my window, hoping a bike
             would give the old contraption
       a breezed, vitalizing spin.

                   I reinvented the names
of birds and flowers, exclaimed
             upon sunlight, how the stones,
       tropiest of tropes, dwindled

                   under the scurrying feet
of insects. O, it was work,
             alright. Don’t think it wasn’t.
       I even fiddled around

                   with love, the finickiest
frontier, summoning the face
             of my beloved, placing
       breast next to death, collarbone

                   seven syllables before
eroticon, sexing up
             the climax-calibrating
       dénouement. Hell, I even

                   snuck in a morsel of French,
thinking the two sexy tongues
             might spur and urge each other
       toward some lyric sturm und drang.

                   But at the end of it all
I was left with little more
             than an unfountaining pen
       in my hand, not a jigger

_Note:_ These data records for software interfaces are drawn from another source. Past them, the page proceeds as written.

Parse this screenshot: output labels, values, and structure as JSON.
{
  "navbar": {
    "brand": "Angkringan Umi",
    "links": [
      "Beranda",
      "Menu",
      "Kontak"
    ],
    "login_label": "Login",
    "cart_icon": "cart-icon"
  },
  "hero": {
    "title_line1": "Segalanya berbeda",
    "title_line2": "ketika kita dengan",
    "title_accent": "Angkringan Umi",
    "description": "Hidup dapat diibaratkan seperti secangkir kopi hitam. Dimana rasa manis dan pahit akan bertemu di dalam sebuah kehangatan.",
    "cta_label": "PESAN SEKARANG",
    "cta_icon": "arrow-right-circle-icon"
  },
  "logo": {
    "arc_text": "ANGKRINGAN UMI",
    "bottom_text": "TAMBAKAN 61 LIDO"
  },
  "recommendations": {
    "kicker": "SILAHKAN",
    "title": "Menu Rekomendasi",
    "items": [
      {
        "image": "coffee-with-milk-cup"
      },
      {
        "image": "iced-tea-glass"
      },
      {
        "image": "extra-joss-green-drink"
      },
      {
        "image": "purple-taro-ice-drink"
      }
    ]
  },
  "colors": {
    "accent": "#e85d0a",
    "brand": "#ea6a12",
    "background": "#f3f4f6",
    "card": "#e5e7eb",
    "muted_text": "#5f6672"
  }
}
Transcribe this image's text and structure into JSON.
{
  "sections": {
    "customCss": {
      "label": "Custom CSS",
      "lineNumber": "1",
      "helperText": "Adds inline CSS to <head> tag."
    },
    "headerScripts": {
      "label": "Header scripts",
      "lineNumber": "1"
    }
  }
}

                   of sippable whiskey, not
a quaffable glass of wine
             or water, not so much as
       a crow or raven chortling

                   like dark jesters from a branch
in a neighbor’s tree. Nothing
             but a few red leaves sifting
       past my window, leaves and leaves

                   being only what they were,
carbon flares turning to dust
             as they fell, but giving me,
       at least, at last, some little

                   something to scribble across
the top edge of the paper,
             a word that fit its own sound,
       a sound that could turn itself

                   to anything, paper moths
or dead leaves, broken up moons
             or bicycles. I gathered
       a handful of tiny rocks,

                   walked, half awake, to the pond
behind the house. I stood there
             a little while, then tossed
       each one of them as far out

                   as I could into the dark
sprawl of water. Little plinks
             rang out, like miniature frogs
       skim-skipped or catapulted

                   into Basho’s old haiku,
then the slow lapsing of rings,
             the watery insistence
       pushing to the very edge

                   of a poem I’ve been writing
all this time about the night,
             and the day that would follow,
       and so on, et cetera.